UPDATED AND REVISED EDITION:
Throughout his distinguished legal career, Stephen Sheller has relished the role of the underdog, evincing a sharply honed sense of fair play and justice.
Early in his career, he represented Black Panthers in Philadelphia when they were arrested on trumped up murder and conspiracy charges. Later, he was in the vanguard of lawyers who took on the tobacco industry in the 1990s and he reprised that strategy a few years later in targeting Big Pharma for its harmful products and their deleterious effects on public health.
In Big Pharma, Big Greed The inside story of one lawyer's battle to stem the flood of dangerous medicines and protect public health Sheller tells a tale that is at once deeply personal but also with wide repercussions for the U.S. health care system and the hundreds of millions of Americans whose lives literally depend on it.
Decades of litigating against the pharmaceutical industry taught Sheller one irreducible lesson: In too many instances, unneeded and at times dangerous drugs are foisted on the public without adequate warning as to risks, all in the service of boosting industry profits.

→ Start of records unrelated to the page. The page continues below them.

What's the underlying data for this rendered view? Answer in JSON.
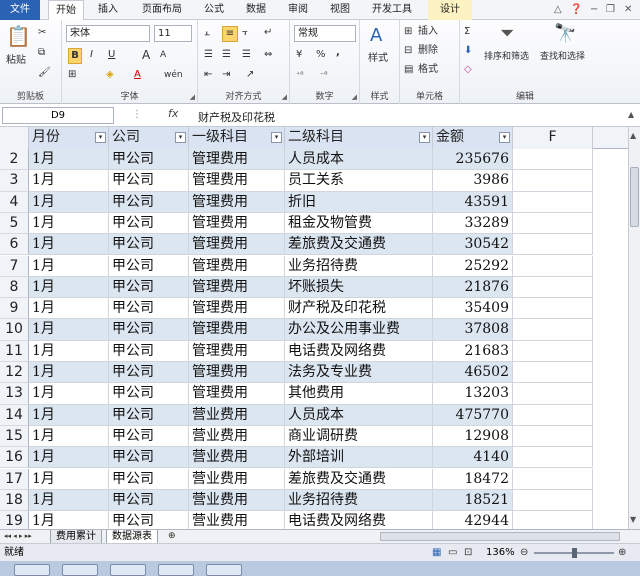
{
  "tabs": [
    "文件",
    "开始",
    "插入",
    "页面布局",
    "公式",
    "数据",
    "审阅",
    "视图",
    "开发工具",
    "设计"
  ],
  "ribbon": {
    "clipboard": {
      "label": "剪贴板",
      "paste": "粘贴"
    },
    "font": {
      "label": "字体",
      "name": "宋体",
      "size": "11",
      "bold": "B",
      "italic": "I",
      "underline": "U",
      "grow": "A",
      "shrink": "A",
      "color_a": "A",
      "wen": "wén"
    },
    "align": {
      "label": "对齐方式"
    },
    "number": {
      "label": "数字",
      "format": "常规",
      "percent": "%",
      "comma": ","
    },
    "style": {
      "label": "样式",
      "btn": "样式"
    },
    "cells": {
      "label": "单元格",
      "insert": "插入",
      "delete": "删除",
      "format": "格式"
    },
    "edit": {
      "label": "编辑",
      "sigma": "Σ",
      "sort": "排序和筛选",
      "find": "查找和选择"
    }
  },
  "formula_bar": {
    "name_box": "D9",
    "fx": "fx",
    "content": "财产税及印花税"
  },
  "headers": [
    "月份",
    "公司",
    "一级科目",
    "二级科目",
    "金额",
    "F"
  ],
  "rows": [
    {
      "n": "2",
      "m": "1月",
      "co": "甲公司",
      "l1": "管理费用",
      "l2": "人员成本",
      "amt": "235676"
    },
    {
      "n": "3",
      "m": "1月",
      "co": "甲公司",
      "l1": "管理费用",
      "l2": "员工关系",
      "amt": "3986"
    },
    {
      "n": "4",
      "m": "1月",
      "co": "甲公司",
      "l1": "管理费用",
      "l2": "折旧",
      "amt": "43591"
    },
    {
      "n": "5",
      "m": "1月",
      "co": "甲公司",
      "l1": "管理费用",
      "l2": "租金及物管费",
      "amt": "33289"
    },
    {
      "n": "6",
      "m": "1月",
      "co": "甲公司",
      "l1": "管理费用",
      "l2": "差旅费及交通费",
      "amt": "30542"
    },
    {
      "n": "7",
      "m": "1月",
      "co": "甲公司",
      "l1": "管理费用",
      "l2": "业务招待费",
      "amt": "25292"
    },
    {
      "n": "8",
      "m": "1月",
      "co": "甲公司",
      "l1": "管理费用",
      "l2": "坏账损失",
      "amt": "21876"
    },
    {
      "n": "9",
      "m": "1月",
      "co": "甲公司",
      "l1": "管理费用",
      "l2": "财产税及印花税",
      "amt": "35409"
    },
    {
      "n": "10",
      "m": "1月",
      "co": "甲公司",
      "l1": "管理费用",
      "l2": "办公及公用事业费",
      "amt": "37808"
    },
    {
      "n": "11",
      "m": "1月",
      "co": "甲公司",
      "l1": "管理费用",
      "l2": "电话费及网络费",
      "amt": "21683"
    },
    {
      "n": "12",
      "m": "1月",
      "co": "甲公司",
      "l1": "管理费用",
      "l2": "法务及专业费",
      "amt": "46502"
    },
    {
      "n": "13",
      "m": "1月",
      "co": "甲公司",
      "l1": "管理费用",
      "l2": "其他费用",
      "amt": "13203"
    },
    {
      "n": "14",
      "m": "1月",
      "co": "甲公司",
      "l1": "营业费用",
      "l2": "人员成本",
      "amt": "475770"
    },
    {
      "n": "15",
      "m": "1月",
      "co": "甲公司",
      "l1": "营业费用",
      "l2": "商业调研费",
      "amt": "12908"
    },
    {
      "n": "16",
      "m": "1月",
      "co": "甲公司",
      "l1": "营业费用",
      "l2": "外部培训",
      "amt": "4140"
    },
    {
      "n": "17",
      "m": "1月",
      "co": "甲公司",
      "l1": "营业费用",
      "l2": "差旅费及交通费",
      "amt": "18472"
    },
    {
      "n": "18",
      "m": "1月",
      "co": "甲公司",
      "l1": "营业费用",
      "l2": "业务招待费",
      "amt": "18521"
    },
    {
      "n": "19",
      "m": "1月",
      "co": "甲公司",
      "l1": "营业费用",
      "l2": "电话费及网络费",
      "amt": "42944"
    }
  ],
  "sheets": [
    "费用累计",
    "数据源表"
  ],
  "status": {
    "ready": "就绪",
    "zoom": "136%"
  }
}
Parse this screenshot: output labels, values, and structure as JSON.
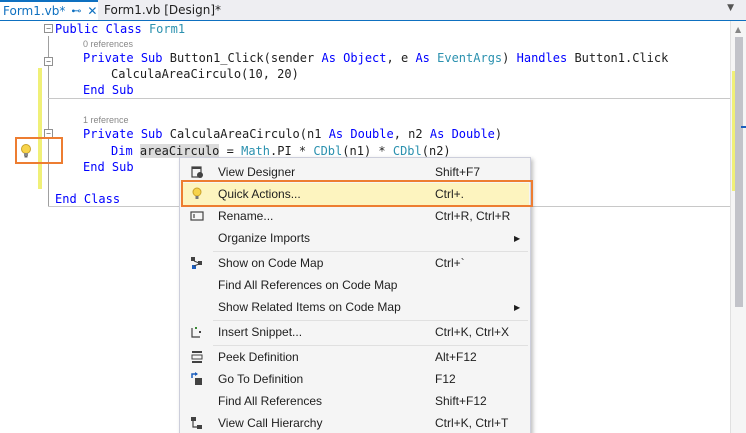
{
  "tabs": [
    {
      "label": "Form1.vb*",
      "pin": "⊷",
      "close": "✕",
      "active": true
    },
    {
      "label": "Form1.vb [Design]*",
      "active": false
    }
  ],
  "tab_dropdown_icon": "chevron-down-icon",
  "code": {
    "class_decl": {
      "kw1": "Public",
      "kw2": "Class",
      "name": "Form1"
    },
    "lens_refs_0": "0 references",
    "sub1": {
      "kw_private": "Private",
      "kw_sub": "Sub",
      "name": "Button1_Click(sender",
      "kw_as1": "As",
      "type1": "Object",
      "e": ", e",
      "kw_as2": "As",
      "type2": "EventArgs",
      "rparen": ")",
      "kw_handles": "Handles",
      "handles_target": "Button1.Click"
    },
    "sub1_body": "CalculaAreaCirculo(10, 20)",
    "end_sub_1": {
      "kw_end": "End",
      "kw_sub": "Sub"
    },
    "lens_refs_1": "1 reference",
    "sub2": {
      "kw_private": "Private",
      "kw_sub": "Sub",
      "name": "CalculaAreaCirculo(n1",
      "kw_as1": "As",
      "type1": "Double",
      "n2": ", n2",
      "kw_as2": "As",
      "type2": "Double",
      "rparen": ")"
    },
    "sub2_body": {
      "kw_dim": "Dim",
      "var": "areaCirculo",
      "eq": " = ",
      "math": "Math",
      "pi": ".PI * ",
      "cdbl1": "CDbl",
      "arg1": "(n1) * ",
      "cdbl2": "CDbl",
      "arg2": "(n2)"
    },
    "end_sub_2": {
      "kw_end": "End",
      "kw_sub": "Sub"
    },
    "end_class": {
      "kw_end": "End",
      "kw_class": "Class"
    },
    "collapse_glyph": "−"
  },
  "context_menu": {
    "items": [
      {
        "label": "View Designer",
        "shortcut": "Shift+F7",
        "icon": "view-designer-icon"
      },
      {
        "label": "Quick Actions...",
        "shortcut": "Ctrl+.",
        "icon": "lightbulb-icon",
        "highlighted": true
      },
      {
        "label": "Rename...",
        "shortcut": "Ctrl+R, Ctrl+R",
        "icon": "rename-icon"
      },
      {
        "label": "Organize Imports",
        "shortcut": "",
        "submenu": true
      },
      {
        "label": "Show on Code Map",
        "shortcut": "Ctrl+`",
        "icon": "code-map-icon"
      },
      {
        "label": "Find All References on Code Map",
        "shortcut": ""
      },
      {
        "label": "Show Related Items on Code Map",
        "shortcut": "",
        "submenu": true
      },
      {
        "label": "Insert Snippet...",
        "shortcut": "Ctrl+K, Ctrl+X",
        "icon": "insert-snippet-icon"
      },
      {
        "label": "Peek Definition",
        "shortcut": "Alt+F12",
        "icon": "peek-definition-icon"
      },
      {
        "label": "Go To Definition",
        "shortcut": "F12",
        "icon": "go-to-definition-icon"
      },
      {
        "label": "Find All References",
        "shortcut": "Shift+F12"
      },
      {
        "label": "View Call Hierarchy",
        "shortcut": "Ctrl+K, Ctrl+T",
        "icon": "call-hierarchy-icon"
      }
    ],
    "submenu_arrow": "▶"
  },
  "colors": {
    "keyword": "#0000ff",
    "type": "#2b91af",
    "accent": "#0e70c0",
    "callout": "#ed7d31",
    "menu_highlight": "#fdf4bf"
  }
}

All too often, achieving block buster status for a patent protected medication becomes an end in itself, as Big Pharma companies manipulate clinical trial data, draft scholarly articles for friendly physicians often in their pay, and market their drugs for uses that never had been approved by the federal Food and Drug Administration.
This last practice proved to be something of an Achilles Heel for the industry. In litigation that resulted in settlement and fines in the billions, companies such as Eli Lilly acknowledged marketing drugs off label to a broad range of patients for whom the medications had never been approved. Sheller's litigation formed the basis for these settlements and the effort is ongoing. He and other plaintiffs' lawyers now are suing Janssen Pharmaceuticals for the adverse impacts of its drug, Risperdal, a second generation anti-psychotic that Sheller and others allege is linked to the growth of female breast tissue in young boys and men. Already there have been several big jury verdicts against Janssen with hundreds of more cases yet to be tried.

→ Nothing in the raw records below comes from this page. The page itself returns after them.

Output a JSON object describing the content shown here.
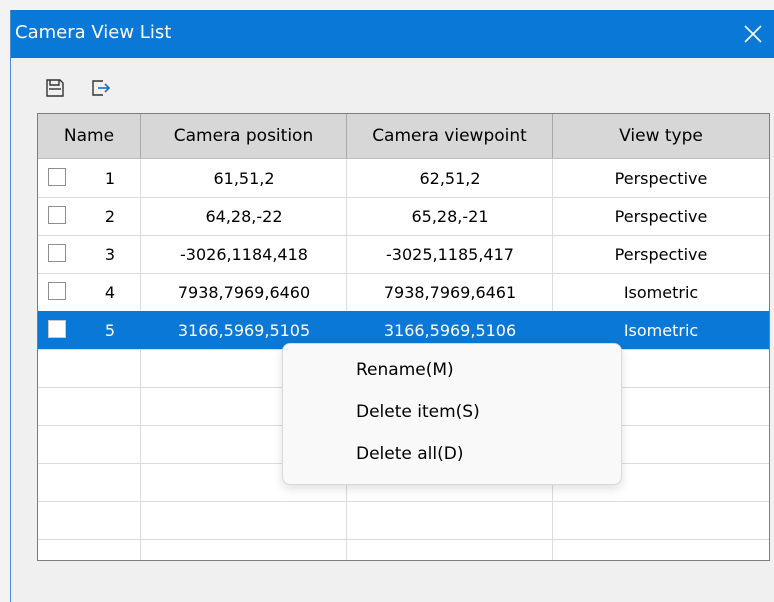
{
  "window": {
    "title": "Camera View List"
  },
  "toolbar": {
    "save_icon": "save-icon",
    "export_icon": "export-icon"
  },
  "table": {
    "columns": [
      "Name",
      "Camera position",
      "Camera viewpoint",
      "View type"
    ],
    "rows": [
      {
        "name": "1",
        "position": "61,51,2",
        "viewpoint": "62,51,2",
        "type": "Perspective",
        "checked": false,
        "selected": false
      },
      {
        "name": "2",
        "position": "64,28,-22",
        "viewpoint": "65,28,-21",
        "type": "Perspective",
        "checked": false,
        "selected": false
      },
      {
        "name": "3",
        "position": "-3026,1184,418",
        "viewpoint": "-3025,1185,417",
        "type": "Perspective",
        "checked": false,
        "selected": false
      },
      {
        "name": "4",
        "position": "7938,7969,6460",
        "viewpoint": "7938,7969,6461",
        "type": "Isometric",
        "checked": false,
        "selected": false
      },
      {
        "name": "5",
        "position": "3166,5969,5105",
        "viewpoint": "3166,5969,5106",
        "type": "Isometric",
        "checked": false,
        "selected": true
      }
    ]
  },
  "context_menu": {
    "items": [
      "Rename(M)",
      "Delete item(S)",
      "Delete all(D)"
    ]
  },
  "colors": {
    "accent": "#0a78d7",
    "header_bg": "#d7d7d7"
  }
}
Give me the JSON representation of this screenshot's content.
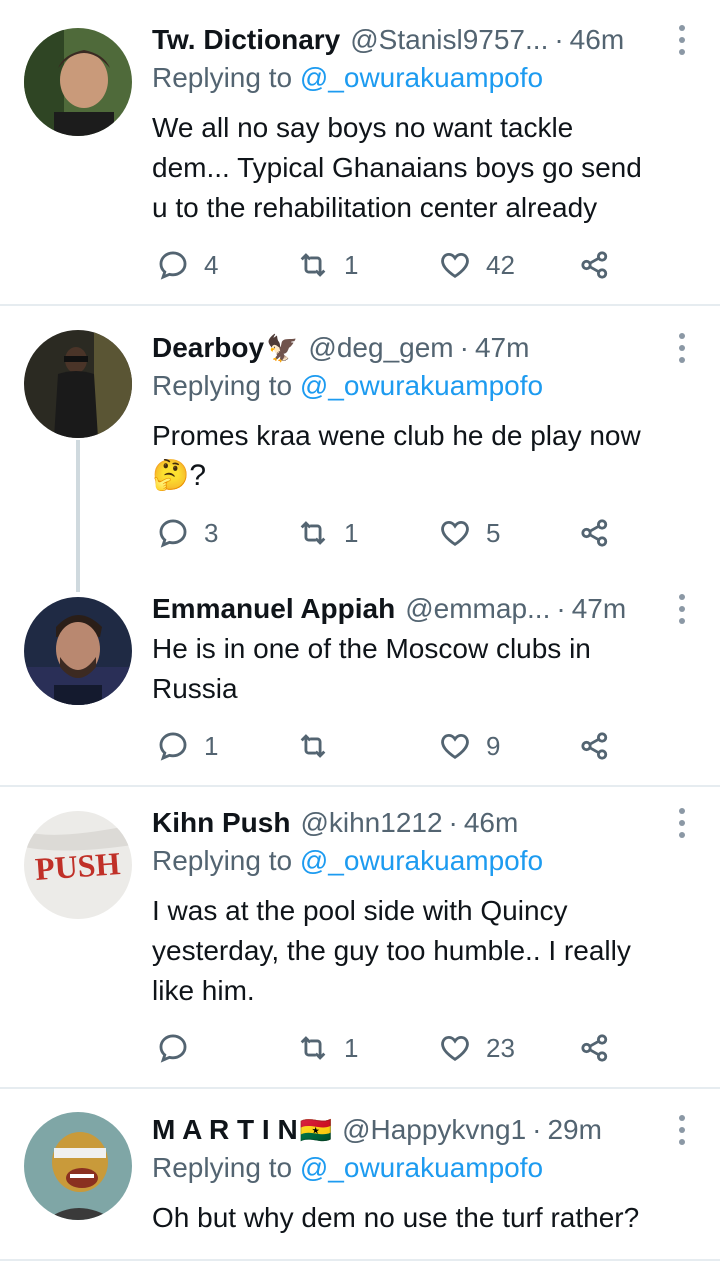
{
  "tweets": [
    {
      "name": "Tw. Dictionary",
      "badge": "",
      "handle": "@Stanisl9757...",
      "time": "46m",
      "replying_prefix": "Replying to ",
      "replying_handle": "@_owurakuampofo",
      "lines": [
        "We all no say boys no want tackle",
        "dem... Typical Ghanaians boys go send",
        "u to the rehabilitation center already"
      ],
      "replies": "4",
      "retweets": "1",
      "likes": "42"
    },
    {
      "name": "Dearboy",
      "badge": "🦅",
      "handle": "@deg_gem",
      "time": "47m",
      "replying_prefix": "Replying to ",
      "replying_handle": "@_owurakuampofo",
      "lines": [
        "Promes kraa wene club he de play now",
        "🤔?"
      ],
      "replies": "3",
      "retweets": "1",
      "likes": "5"
    },
    {
      "name": "Emmanuel Appiah",
      "badge": "",
      "handle": "@emmap...",
      "time": "47m",
      "lines": [
        "He is in one of the Moscow clubs in",
        "Russia"
      ],
      "replies": "1",
      "retweets": "",
      "likes": "9"
    },
    {
      "name": "Kihn Push",
      "badge": "",
      "handle": "@kihn1212",
      "time": "46m",
      "replying_prefix": "Replying to ",
      "replying_handle": "@_owurakuampofo",
      "lines": [
        "I was at the pool side with Quincy",
        "yesterday, the guy too humble.. I really",
        "like him."
      ],
      "replies": "",
      "retweets": "1",
      "likes": "23"
    },
    {
      "name": "M A R T I N",
      "badge": "🇬🇭",
      "handle": "@Happykvng1",
      "time": "29m",
      "replying_prefix": "Replying to ",
      "replying_handle": "@_owurakuampofo",
      "lines": [
        "Oh but why dem no use the turf rather?"
      ]
    }
  ],
  "avatar_texts": {
    "push": "PUSH"
  },
  "separator": "·",
  "icons": [
    "reply-icon",
    "retweet-icon",
    "like-icon",
    "share-icon",
    "more-icon"
  ],
  "colors": {
    "link": "#1d9bf0",
    "secondary": "#536471",
    "text": "#0f1419",
    "divider": "#e6ecf0"
  }
}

In the book, Sheller not only recounts his major litigation battles but also makes sweeping proposals for industry reform. To restore regulatory credibility, Sheller proposes that responsibility for testing new medicines be taken away from the industry and given over to hospitals and other public entities partnering with government regulators. Pharmaceutical companies that betray the public trust would risk government- initiated dissolution. Harsh medicine to be sure, but Sheller believes entirely appropriate to the underlying malady.